> **Goal of the exercise**: Set down each record exactly. Omit the pictures.

> **Exercise inputs**:
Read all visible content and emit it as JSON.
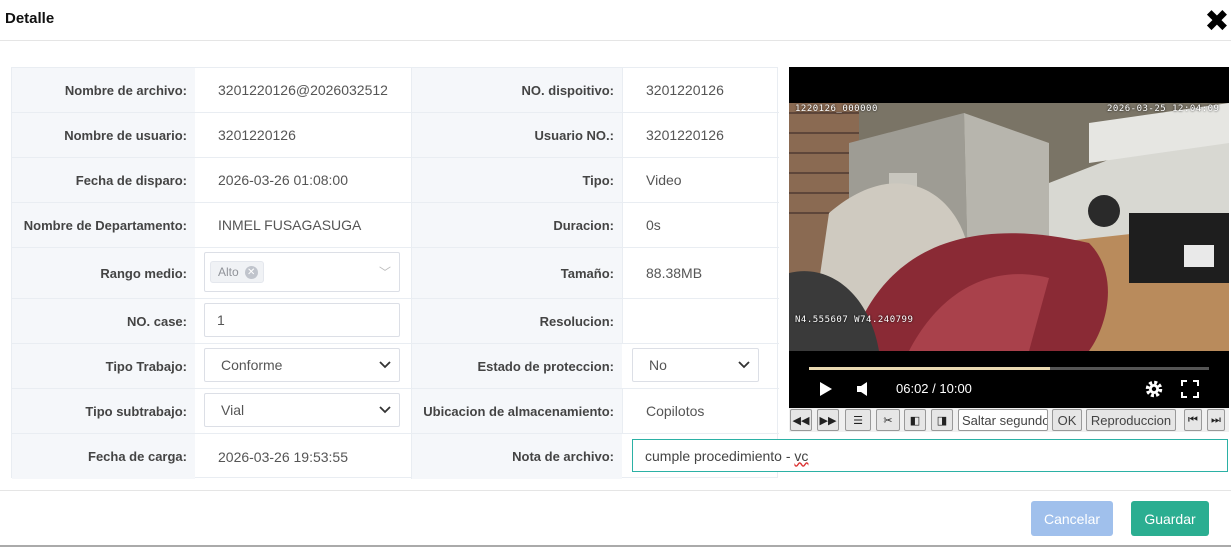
{
  "dialog": {
    "title": "Detalle"
  },
  "rows": [
    {
      "label1": "Nombre de archivo:",
      "value1": "3201220126@2026032512",
      "label2": "NO. dispoitivo:",
      "value2": "3201220126"
    },
    {
      "label1": "Nombre de usuario:",
      "value1": "3201220126",
      "label2": "Usuario NO.:",
      "value2": "3201220126"
    },
    {
      "label1": "Fecha de disparo:",
      "value1": "2026-03-26 01:08:00",
      "label2": "Tipo:",
      "value2": "Video"
    },
    {
      "label1": "Nombre de Departamento:",
      "value1": "INMEL FUSAGASUGA",
      "label2": "Duracion:",
      "value2": "0s"
    },
    {
      "label1": "Rango medio:",
      "value1": "",
      "label2": "Tamaño:",
      "value2": "88.38MB"
    },
    {
      "label1": "NO. case:",
      "value1": "",
      "label2": "Resolucion:",
      "value2": ""
    },
    {
      "label1": "Tipo Trabajo:",
      "value1": "",
      "label2": "Estado de proteccion:",
      "value2": ""
    },
    {
      "label1": "Tipo subtrabajo:",
      "value1": "",
      "label2": "Ubicacion de almacenamiento:",
      "value2": "Copilotos"
    },
    {
      "label1": "Fecha de carga:",
      "value1": "2026-03-26 19:53:55",
      "label2": "Nota de archivo:",
      "value2": ""
    }
  ],
  "controls": {
    "rango_tag": "Alto",
    "case_no": "1",
    "tipo_trabajo": "Conforme",
    "estado_proteccion": "No",
    "tipo_subtrabajo": "Vial",
    "nota_archivo": "cumple procedimiento - vc",
    "nota_plain": "cumple procedimiento - ",
    "nota_misspelled": "vc"
  },
  "video": {
    "overlay_device": "1220126_000000",
    "overlay_datetime": "2026-03-25  12:04:09",
    "overlay_gps": "N4.555607  W74.240799",
    "time_display": "06:02 / 10:00",
    "progress_fraction": 0.603
  },
  "toolbar": {
    "skip_placeholder": "Saltar segundo",
    "ok_label": "OK",
    "playback_label": "Reproduccion"
  },
  "footer": {
    "cancel_label": "Cancelar",
    "save_label": "Guardar"
  },
  "colors": {
    "accent": "#2bae91",
    "cancel": "#a0c0ec",
    "label_bg": "#f5f7fa"
  },
  "icons": [
    "close-icon",
    "chevron-down-icon",
    "play-icon",
    "volume-icon",
    "gear-icon",
    "fullscreen-icon",
    "rewind-icon",
    "fast-forward-icon",
    "list-icon",
    "scissors-icon",
    "frame-back-icon",
    "frame-forward-icon",
    "skip-start-icon",
    "skip-end-icon"
  ]
}
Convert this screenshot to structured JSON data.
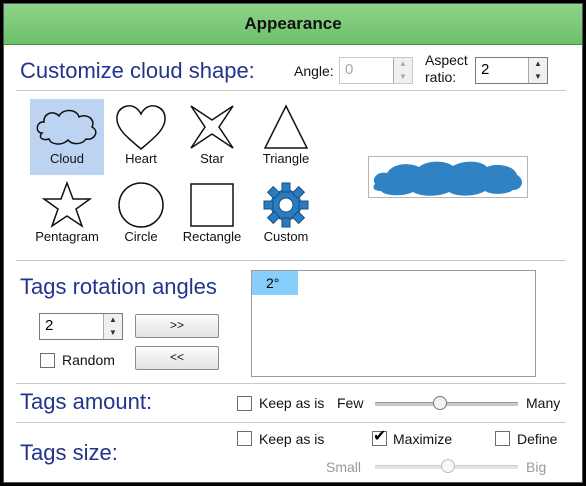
{
  "title": "Appearance",
  "shape_section": {
    "heading": "Customize cloud shape:",
    "angle_label": "Angle:",
    "angle_value": "0",
    "aspect_label_1": "Aspect",
    "aspect_label_2": "ratio:",
    "aspect_value": "2",
    "shapes": [
      "Cloud",
      "Heart",
      "Star",
      "Triangle",
      "Pentagram",
      "Circle",
      "Rectangle",
      "Custom"
    ],
    "selected_shape": "Cloud"
  },
  "rotation_section": {
    "heading": "Tags rotation angles",
    "count_value": "2",
    "add_button": ">>",
    "remove_button": "<<",
    "random_label": "Random",
    "random_checked": false,
    "angles": [
      "2°"
    ]
  },
  "amount_section": {
    "heading": "Tags amount:",
    "keep_label": "Keep as is",
    "keep_checked": false,
    "min_label": "Few",
    "max_label": "Many",
    "level": 0.45
  },
  "size_section": {
    "heading": "Tags size:",
    "keep_label": "Keep as is",
    "keep_checked": false,
    "maximize_label": "Maximize",
    "maximize_checked": true,
    "define_label": "Define",
    "define_checked": false,
    "min_label": "Small",
    "max_label": "Big",
    "level": 0.5
  },
  "colors": {
    "heading": "#22348c",
    "titlebar": "#6cc06a",
    "selection": "#bcd3f2",
    "list_selection": "#87cefa",
    "preview_fill": "#2f83c5"
  }
}
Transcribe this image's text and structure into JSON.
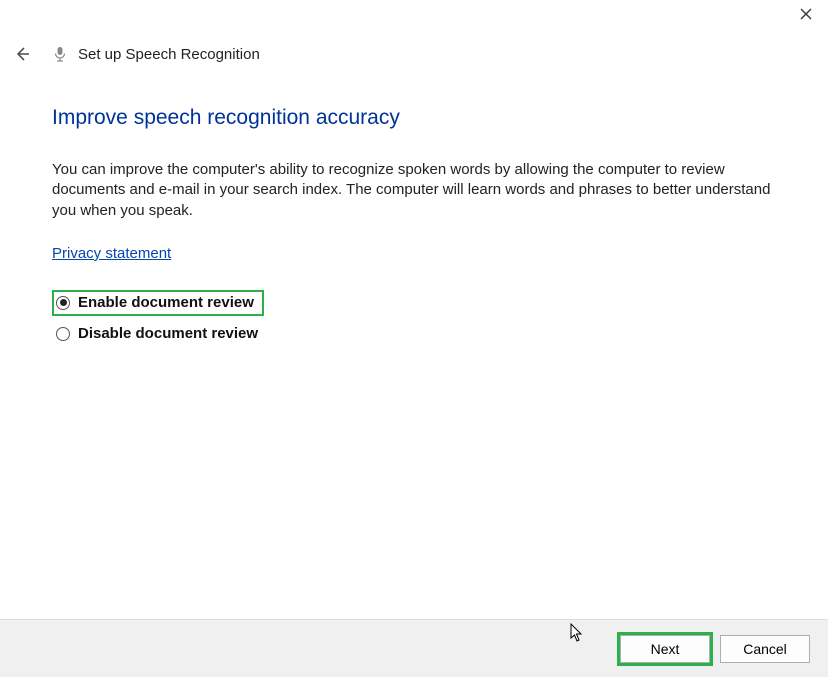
{
  "header": {
    "title": "Set up Speech Recognition"
  },
  "page": {
    "title": "Improve speech recognition accuracy",
    "description": "You can improve the computer's ability to recognize spoken words by allowing the computer to review documents and e-mail in your search index. The computer will learn words and phrases to better understand you when you speak.",
    "privacy_link": "Privacy statement"
  },
  "radios": {
    "enable_label": "Enable document review",
    "disable_label": "Disable document review"
  },
  "footer": {
    "next_label": "Next",
    "cancel_label": "Cancel"
  }
}
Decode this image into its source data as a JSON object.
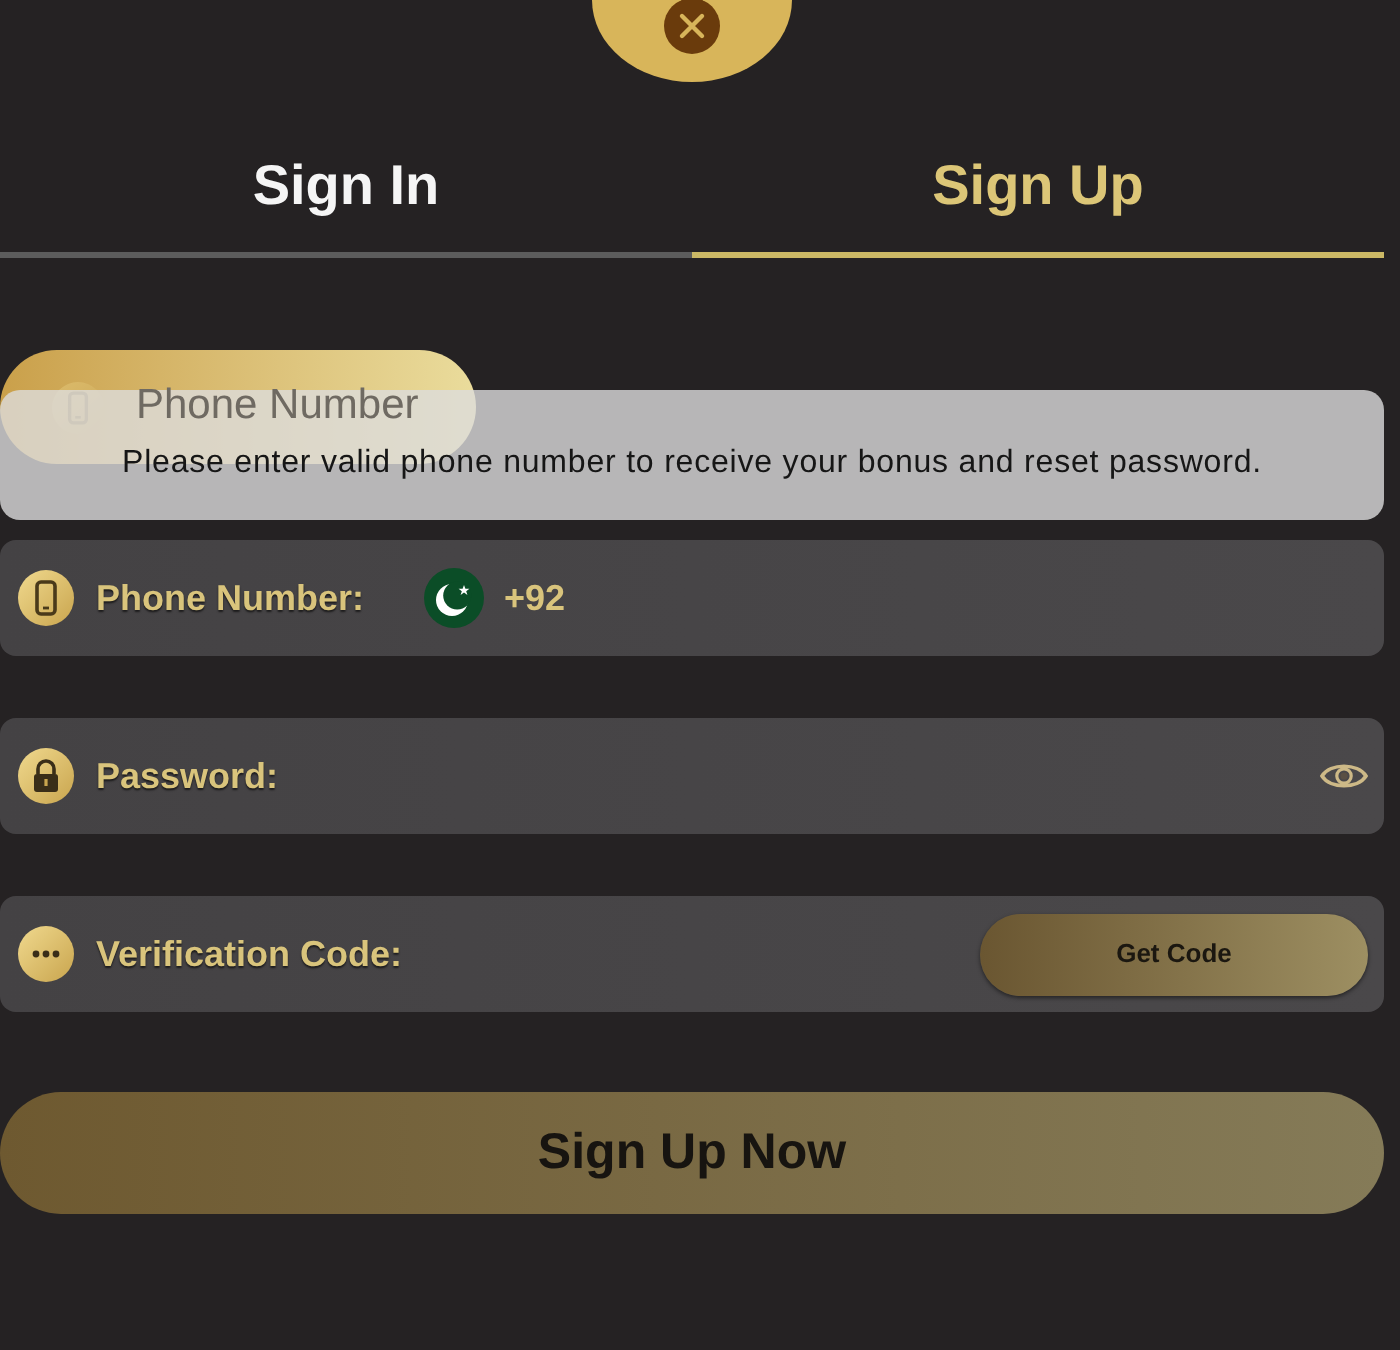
{
  "tabs": [
    {
      "label": "Sign In",
      "selected": false
    },
    {
      "label": "Sign Up",
      "selected": true
    }
  ],
  "floating_label": {
    "text": "Phone Number"
  },
  "tooltip": {
    "text": "Please enter valid phone number to receive your bonus and reset password."
  },
  "fields": [
    {
      "kind": "phone",
      "label": "Phone Number:",
      "country_code": "+92"
    },
    {
      "kind": "password",
      "label": "Password:"
    },
    {
      "kind": "code",
      "label": "Verification Code:",
      "button": "Get Code"
    }
  ],
  "submit": {
    "label": "Sign Up Now"
  }
}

> **Output of the task**:
Read all visible content and emit it as JSON.
{
  "dialog": {
    "title": "Detalle"
  },
  "rows": [
    {
      "label1": "Nombre de archivo:",
      "value1": "3201220126@2026032512",
      "label2": "NO. dispoitivo:",
      "value2": "3201220126"
    },
    {
      "label1": "Nombre de usuario:",
      "value1": "3201220126",
      "label2": "Usuario NO.:",
      "value2": "3201220126"
    },
    {
      "label1": "Fecha de disparo:",
      "value1": "2026-03-26 01:08:00",
      "label2": "Tipo:",
      "value2": "Video"
    },
    {
      "label1": "Nombre de Departamento:",
      "value1": "INMEL FUSAGASUGA",
      "label2": "Duracion:",
      "value2": "0s"
    },
    {
      "label1": "Rango medio:",
      "value1": "",
      "label2": "Tamaño:",
      "value2": "88.38MB"
    },
    {
      "label1": "NO. case:",
      "value1": "",
      "label2": "Resolucion:",
      "value2": ""
    },
    {
      "label1": "Tipo Trabajo:",
      "value1": "",
      "label2": "Estado de proteccion:",
      "value2": ""
    },
    {
      "label1": "Tipo subtrabajo:",
      "value1": "",
      "label2": "Ubicacion de almacenamiento:",
      "value2": "Copilotos"
    },
    {
      "label1": "Fecha de carga:",
      "value1": "2026-03-26 19:53:55",
      "label2": "Nota de archivo:",
      "value2": ""
    }
  ],
  "controls": {
    "rango_tag": "Alto",
    "case_no": "1",
    "tipo_trabajo": "Conforme",
    "estado_proteccion": "No",
    "tipo_subtrabajo": "Vial",
    "nota_archivo": "cumple procedimiento - vc",
    "nota_plain": "cumple procedimiento - ",
    "nota_misspelled": "vc"
  },
  "video": {
    "overlay_device": "1220126_000000",
    "overlay_datetime": "2026-03-25  12:04:09",
    "overlay_gps": "N4.555607  W74.240799",
    "time_display": "06:02 / 10:00",
    "progress_fraction": 0.603
  },
  "toolbar": {
    "skip_placeholder": "Saltar segundo",
    "ok_label": "OK",
    "playback_label": "Reproduccion"
  },
  "footer": {
    "cancel_label": "Cancelar",
    "save_label": "Guardar"
  },
  "colors": {
    "accent": "#2bae91",
    "cancel": "#a0c0ec",
    "label_bg": "#f5f7fa"
  },
  "icons": [
    "close-icon",
    "chevron-down-icon",
    "play-icon",
    "volume-icon",
    "gear-icon",
    "fullscreen-icon",
    "rewind-icon",
    "fast-forward-icon",
    "list-icon",
    "scissors-icon",
    "frame-back-icon",
    "frame-forward-icon",
    "skip-start-icon",
    "skip-end-icon"
  ]
}
Convert this screenshot to structured JSON data.
{
  "title": "Appearance",
  "shape_section": {
    "heading": "Customize cloud shape:",
    "angle_label": "Angle:",
    "angle_value": "0",
    "aspect_label_1": "Aspect",
    "aspect_label_2": "ratio:",
    "aspect_value": "2",
    "shapes": [
      "Cloud",
      "Heart",
      "Star",
      "Triangle",
      "Pentagram",
      "Circle",
      "Rectangle",
      "Custom"
    ],
    "selected_shape": "Cloud"
  },
  "rotation_section": {
    "heading": "Tags rotation angles",
    "count_value": "2",
    "add_button": ">>",
    "remove_button": "<<",
    "random_label": "Random",
    "random_checked": false,
    "angles": [
      "2°"
    ]
  },
  "amount_section": {
    "heading": "Tags amount:",
    "keep_label": "Keep as is",
    "keep_checked": false,
    "min_label": "Few",
    "max_label": "Many",
    "level": 0.45
  },
  "size_section": {
    "heading": "Tags size:",
    "keep_label": "Keep as is",
    "keep_checked": false,
    "maximize_label": "Maximize",
    "maximize_checked": true,
    "define_label": "Define",
    "define_checked": false,
    "min_label": "Small",
    "max_label": "Big",
    "level": 0.5
  },
  "colors": {
    "heading": "#22348c",
    "titlebar": "#6cc06a",
    "selection": "#bcd3f2",
    "list_selection": "#87cefa",
    "preview_fill": "#2f83c5"
  }
}
Transcribe this image's text and structure into JSON.
{
  "header": {
    "title": "Set up Speech Recognition"
  },
  "page": {
    "title": "Improve speech recognition accuracy",
    "description": "You can improve the computer's ability to recognize spoken words by allowing the computer to review documents and e-mail in your search index. The computer will learn words and phrases to better understand you when you speak.",
    "privacy_link": "Privacy statement"
  },
  "radios": {
    "enable_label": "Enable document review",
    "disable_label": "Disable document review"
  },
  "footer": {
    "next_label": "Next",
    "cancel_label": "Cancel"
  }
}
Decode this image into its source data as a JSON object.
{
  "tabs": [
    {
      "label": "Sign In",
      "selected": false
    },
    {
      "label": "Sign Up",
      "selected": true
    }
  ],
  "floating_label": {
    "text": "Phone Number"
  },
  "tooltip": {
    "text": "Please enter valid phone number to receive your bonus and reset password."
  },
  "fields": [
    {
      "kind": "phone",
      "label": "Phone Number:",
      "country_code": "+92"
    },
    {
      "kind": "password",
      "label": "Password:"
    },
    {
      "kind": "code",
      "label": "Verification Code:",
      "button": "Get Code"
    }
  ],
  "submit": {
    "label": "Sign Up Now"
  }
}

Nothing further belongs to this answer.